══ DATA SHOWN ══

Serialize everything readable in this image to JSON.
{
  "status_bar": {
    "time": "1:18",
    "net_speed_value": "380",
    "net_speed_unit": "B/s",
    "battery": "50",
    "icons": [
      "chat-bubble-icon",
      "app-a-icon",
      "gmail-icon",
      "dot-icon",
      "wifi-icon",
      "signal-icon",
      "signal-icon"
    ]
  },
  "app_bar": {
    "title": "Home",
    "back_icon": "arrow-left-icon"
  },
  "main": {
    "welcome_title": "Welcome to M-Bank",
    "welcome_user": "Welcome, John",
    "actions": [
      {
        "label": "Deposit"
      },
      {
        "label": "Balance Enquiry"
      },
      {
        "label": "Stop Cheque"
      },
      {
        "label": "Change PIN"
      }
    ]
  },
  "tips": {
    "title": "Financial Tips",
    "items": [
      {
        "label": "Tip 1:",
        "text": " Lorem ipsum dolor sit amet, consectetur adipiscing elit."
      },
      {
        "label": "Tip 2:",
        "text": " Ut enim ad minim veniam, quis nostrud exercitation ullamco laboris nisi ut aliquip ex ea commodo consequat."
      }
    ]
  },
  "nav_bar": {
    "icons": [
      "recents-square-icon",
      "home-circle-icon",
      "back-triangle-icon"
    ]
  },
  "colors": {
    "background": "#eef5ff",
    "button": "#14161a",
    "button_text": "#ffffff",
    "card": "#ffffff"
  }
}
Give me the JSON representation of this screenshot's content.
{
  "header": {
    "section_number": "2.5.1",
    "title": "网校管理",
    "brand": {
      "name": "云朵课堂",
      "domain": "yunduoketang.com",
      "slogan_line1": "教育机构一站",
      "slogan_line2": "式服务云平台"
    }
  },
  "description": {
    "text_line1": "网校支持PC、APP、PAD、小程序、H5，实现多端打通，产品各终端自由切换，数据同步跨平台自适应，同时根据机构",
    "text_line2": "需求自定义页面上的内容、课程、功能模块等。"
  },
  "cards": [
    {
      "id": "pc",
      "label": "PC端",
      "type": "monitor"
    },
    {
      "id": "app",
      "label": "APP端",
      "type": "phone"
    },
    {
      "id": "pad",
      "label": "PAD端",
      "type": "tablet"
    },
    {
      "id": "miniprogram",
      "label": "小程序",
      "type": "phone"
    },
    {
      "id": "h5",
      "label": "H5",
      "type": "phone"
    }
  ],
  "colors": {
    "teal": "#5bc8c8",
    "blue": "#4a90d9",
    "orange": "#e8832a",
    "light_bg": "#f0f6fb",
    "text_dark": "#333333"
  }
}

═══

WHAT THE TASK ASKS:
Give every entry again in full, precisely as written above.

OUTPUT FOR THIS TASK:
Serialize everything readable in this image to JSON.
{
  "status_bar": {
    "time": "1:18",
    "net_speed_value": "380",
    "net_speed_unit": "B/s",
    "battery": "50",
    "icons": [
      "chat-bubble-icon",
      "app-a-icon",
      "gmail-icon",
      "dot-icon",
      "wifi-icon",
      "signal-icon",
      "signal-icon"
    ]
  },
  "app_bar": {
    "title": "Home",
    "back_icon": "arrow-left-icon"
  },
  "main": {
    "welcome_title": "Welcome to M-Bank",
    "welcome_user": "Welcome, John",
    "actions": [
      {
        "label": "Deposit"
      },
      {
        "label": "Balance Enquiry"
      },
      {
        "label": "Stop Cheque"
      },
      {
        "label": "Change PIN"
      }
    ]
  },
  "tips": {
    "title": "Financial Tips",
    "items": [
      {
        "label": "Tip 1:",
        "text": " Lorem ipsum dolor sit amet, consectetur adipiscing elit."
      },
      {
        "label": "Tip 2:",
        "text": " Ut enim ad minim veniam, quis nostrud exercitation ullamco laboris nisi ut aliquip ex ea commodo consequat."
      }
    ]
  },
  "nav_bar": {
    "icons": [
      "recents-square-icon",
      "home-circle-icon",
      "back-triangle-icon"
    ]
  },
  "colors": {
    "background": "#eef5ff",
    "button": "#14161a",
    "button_text": "#ffffff",
    "card": "#ffffff"
  }
}
Give me the JSON representation of this screenshot's content.
{
  "header": {
    "section_number": "2.5.1",
    "title": "网校管理",
    "brand": {
      "name": "云朵课堂",
      "domain": "yunduoketang.com",
      "slogan_line1": "教育机构一站",
      "slogan_line2": "式服务云平台"
    }
  },
  "description": {
    "text_line1": "网校支持PC、APP、PAD、小程序、H5，实现多端打通，产品各终端自由切换，数据同步跨平台自适应，同时根据机构",
    "text_line2": "需求自定义页面上的内容、课程、功能模块等。"
  },
  "cards": [
    {
      "id": "pc",
      "label": "PC端",
      "type": "monitor"
    },
    {
      "id": "app",
      "label": "APP端",
      "type": "phone"
    },
    {
      "id": "pad",
      "label": "PAD端",
      "type": "tablet"
    },
    {
      "id": "miniprogram",
      "label": "小程序",
      "type": "phone"
    },
    {
      "id": "h5",
      "label": "H5",
      "type": "phone"
    }
  ],
  "colors": {
    "teal": "#5bc8c8",
    "blue": "#4a90d9",
    "orange": "#e8832a",
    "light_bg": "#f0f6fb",
    "text_dark": "#333333"
  }
}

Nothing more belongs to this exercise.